Public health officer in Michigan keeps her job after lengthy legal fight over COVID rules

WEST OLIVE, Mich. — A controversial public health official in Michigan will be allowed to keep her job after a lengthy legal battle with county commissioners over pandemic-era mask mandates concluded Tuesday, with the board bowing to the will of a court-ordered arbitrator.

The Ottawa County Board of Commissioners voted 11-0 Monday to retain Adeline Hambley as county health officer, part of a settlement to end her lawsuit against the board.

The commissioners first tried to fire Hambley in January 2023 after a conflict over COVID-19 restrictions.

But when that didn’t work, they offered her a $4 million settlement in exchange for her resignation, then rescinded the offer, saying it was only a tentative settlement agreement.

Hambley sued the commissioners, claiming her “termination was contrary to public policy.” The state appeals court ruled in October that Hambley could only be fired for “just cause.”

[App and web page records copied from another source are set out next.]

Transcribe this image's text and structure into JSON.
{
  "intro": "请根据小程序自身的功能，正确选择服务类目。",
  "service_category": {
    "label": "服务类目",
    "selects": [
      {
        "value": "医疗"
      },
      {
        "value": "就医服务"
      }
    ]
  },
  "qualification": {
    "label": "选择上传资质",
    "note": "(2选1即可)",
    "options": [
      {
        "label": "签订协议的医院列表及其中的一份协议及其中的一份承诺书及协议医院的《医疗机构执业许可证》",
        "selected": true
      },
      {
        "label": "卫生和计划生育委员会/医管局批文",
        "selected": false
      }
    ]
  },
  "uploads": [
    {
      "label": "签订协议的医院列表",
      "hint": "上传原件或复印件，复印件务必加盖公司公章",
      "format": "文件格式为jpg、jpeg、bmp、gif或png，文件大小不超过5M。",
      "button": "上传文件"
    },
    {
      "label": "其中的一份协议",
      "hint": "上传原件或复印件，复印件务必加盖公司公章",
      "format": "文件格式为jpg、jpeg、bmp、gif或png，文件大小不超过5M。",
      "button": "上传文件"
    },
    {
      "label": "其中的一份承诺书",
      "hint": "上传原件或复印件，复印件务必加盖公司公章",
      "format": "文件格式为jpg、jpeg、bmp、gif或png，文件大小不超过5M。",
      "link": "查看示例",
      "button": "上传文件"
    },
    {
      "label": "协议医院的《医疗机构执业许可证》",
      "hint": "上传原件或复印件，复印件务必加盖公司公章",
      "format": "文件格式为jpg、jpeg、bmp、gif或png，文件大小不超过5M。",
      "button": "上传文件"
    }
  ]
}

Instead, the case would be decided by an arbitration panel made up of three members: one chosen by Hambley, another by the province and a third by a mediator.

After more than twelve hours of mediation, the two parties reached a settlement in which Hambley would keep her job. It included a section stating that if the board tried to fire Hambley again before January 2025, the board would not have the authority to do so.

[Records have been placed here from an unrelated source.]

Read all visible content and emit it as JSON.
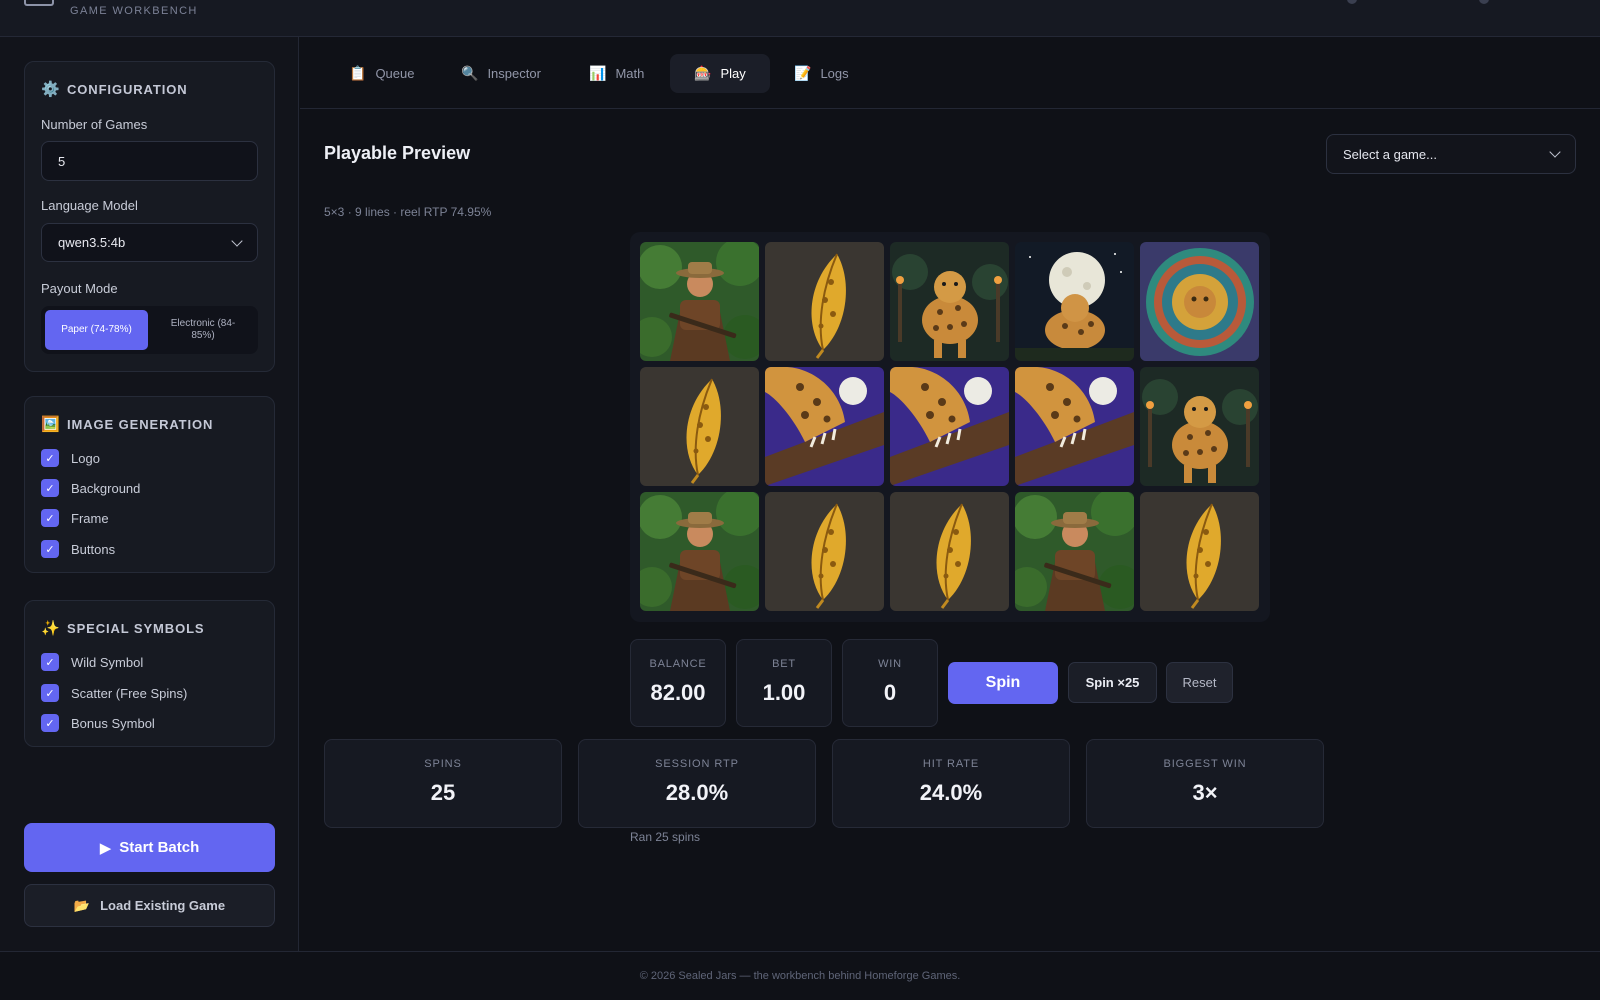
{
  "app": {
    "subtitle": "GAME WORKBENCH"
  },
  "sidebar": {
    "configuration": {
      "icon": "gear-icon",
      "icon_glyph": "⚙️",
      "title": "CONFIGURATION",
      "num_games_label": "Number of Games",
      "num_games_value": "5",
      "model_label": "Language Model",
      "model_value": "qwen3.5:4b",
      "payout_label": "Payout Mode",
      "payout_options": [
        {
          "label": "Paper (74-78%)",
          "selected": true
        },
        {
          "label": "Electronic (84-85%)",
          "selected": false
        }
      ]
    },
    "image_generation": {
      "icon": "picture-icon",
      "icon_glyph": "🖼️",
      "title": "IMAGE GENERATION",
      "items": [
        {
          "label": "Logo",
          "checked": true
        },
        {
          "label": "Background",
          "checked": true
        },
        {
          "label": "Frame",
          "checked": true
        },
        {
          "label": "Buttons",
          "checked": true
        }
      ]
    },
    "special_symbols": {
      "icon": "sparkles-icon",
      "icon_glyph": "✨",
      "title": "SPECIAL SYMBOLS",
      "items": [
        {
          "label": "Wild Symbol",
          "checked": true
        },
        {
          "label": "Scatter (Free Spins)",
          "checked": true
        },
        {
          "label": "Bonus Symbol",
          "checked": true
        }
      ]
    },
    "start_batch_label": "Start Batch",
    "start_batch_icon": "▶",
    "load_game_label": "Load Existing Game",
    "load_game_icon": "📂",
    "check_glyph": "✓"
  },
  "tabs": [
    {
      "label": "Queue",
      "icon": "clipboard-icon",
      "glyph": "📋",
      "active": false
    },
    {
      "label": "Inspector",
      "icon": "magnifier-icon",
      "glyph": "🔍",
      "active": false
    },
    {
      "label": "Math",
      "icon": "bar-chart-icon",
      "glyph": "📊",
      "active": false
    },
    {
      "label": "Play",
      "icon": "slot-machine-icon",
      "glyph": "🎰",
      "active": true
    },
    {
      "label": "Logs",
      "icon": "memo-icon",
      "glyph": "📝",
      "active": false
    }
  ],
  "play": {
    "title": "Playable Preview",
    "game_select_placeholder": "Select a game...",
    "meta": "5×3 · 9 lines · reel RTP 74.95%",
    "grid": [
      [
        "explorer",
        "feather",
        "jaguar",
        "moon-jaguar",
        "aztec-disc"
      ],
      [
        "feather",
        "paw",
        "paw",
        "paw",
        "jaguar"
      ],
      [
        "explorer",
        "feather",
        "feather",
        "explorer",
        "feather"
      ]
    ],
    "balance_label": "BALANCE",
    "balance_value": "82.00",
    "bet_label": "BET",
    "bet_value": "1.00",
    "win_label": "WIN",
    "win_value": "0",
    "spin_label": "Spin",
    "spin25_label": "Spin ×25",
    "reset_label": "Reset",
    "session_stats": [
      {
        "label": "SPINS",
        "value": "25"
      },
      {
        "label": "SESSION RTP",
        "value": "28.0%"
      },
      {
        "label": "HIT RATE",
        "value": "24.0%"
      },
      {
        "label": "BIGGEST WIN",
        "value": "3×"
      }
    ],
    "note": "Ran 25 spins"
  },
  "footer": {
    "text": "© 2026 Sealed Jars — the workbench behind Homeforge Games."
  },
  "colors": {
    "accent": "#6366f1",
    "background": "#0f1117",
    "panel": "#171a22"
  }
}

“It was definitely a priority,” said Sarah Howard, Hambley’s attorney. “You cannot predict what will happen in the future. … My client wanted nothing more than to stay and lead this department.”

“Today the Ottawa County Board of Commissioners has reached a mutual agreement, subject to court approval, to dismiss all litigation involving the health officer,” board chairman Joe Moss posted on social media after the meeting. “All legal issues between the parties will be resolved and Ms Hambley will continue in her role as health officer as previously decided by the Court of Appeal.

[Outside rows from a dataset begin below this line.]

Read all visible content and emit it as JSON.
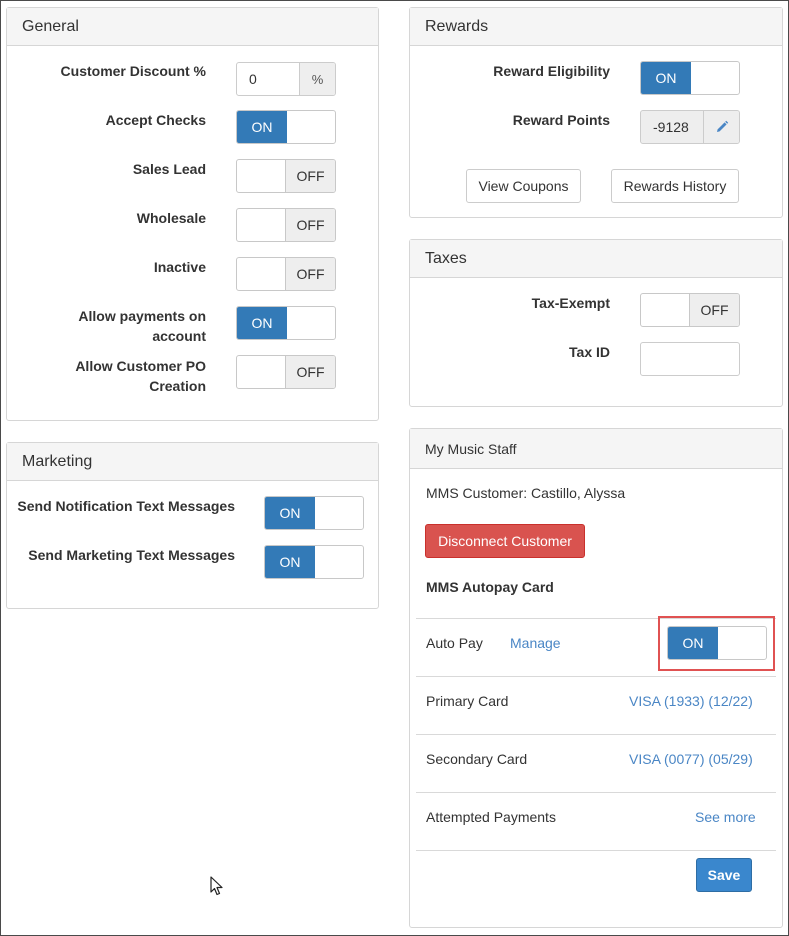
{
  "general": {
    "title": "General",
    "customer_discount": {
      "label": "Customer Discount %",
      "value": "0",
      "addon": "%"
    },
    "accept_checks": {
      "label": "Accept Checks",
      "state": "ON"
    },
    "sales_lead": {
      "label": "Sales Lead",
      "state": "OFF"
    },
    "wholesale": {
      "label": "Wholesale",
      "state": "OFF"
    },
    "inactive": {
      "label": "Inactive",
      "state": "OFF"
    },
    "allow_payments": {
      "label_line1": "Allow payments on",
      "label_line2": "account",
      "state": "ON"
    },
    "allow_po": {
      "label_line1": "Allow Customer PO",
      "label_line2": "Creation",
      "state": "OFF"
    }
  },
  "marketing": {
    "title": "Marketing",
    "notification_texts": {
      "label": "Send Notification Text Messages",
      "state": "ON"
    },
    "marketing_texts": {
      "label": "Send Marketing Text Messages",
      "state": "ON"
    }
  },
  "rewards": {
    "title": "Rewards",
    "eligibility": {
      "label": "Reward Eligibility",
      "state": "ON"
    },
    "points": {
      "label": "Reward Points",
      "value": "-9128"
    },
    "view_coupons_label": "View Coupons",
    "rewards_history_label": "Rewards History"
  },
  "taxes": {
    "title": "Taxes",
    "tax_exempt": {
      "label": "Tax-Exempt",
      "state": "OFF"
    },
    "tax_id": {
      "label": "Tax ID",
      "value": ""
    }
  },
  "mms": {
    "title": "My Music Staff",
    "customer_text": "MMS Customer: Castillo, Alyssa",
    "disconnect_label": "Disconnect Customer",
    "autopay_card_heading": "MMS Autopay Card",
    "auto_pay": {
      "label": "Auto Pay",
      "manage_label": "Manage",
      "state": "ON"
    },
    "primary_card": {
      "label": "Primary Card",
      "value": "VISA (1933) (12/22)"
    },
    "secondary_card": {
      "label": "Secondary Card",
      "value": "VISA (0077) (05/29)"
    },
    "attempted_payments": {
      "label": "Attempted Payments",
      "link": "See more"
    },
    "save_label": "Save"
  },
  "colors": {
    "primary": "#337ab7",
    "danger": "#d9534f",
    "link": "#4a86c5",
    "highlight": "#e05252"
  }
}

Public health officials are responsible for setting local public health policies. Officials who usually worked behind the scenes to manage vaccinations and water quality inspections took center stage during the COVID-19 pandemic, as elected officials and members of the public frustrated by lockdowns and safety restrictions turned public health workers into politicized punching bags.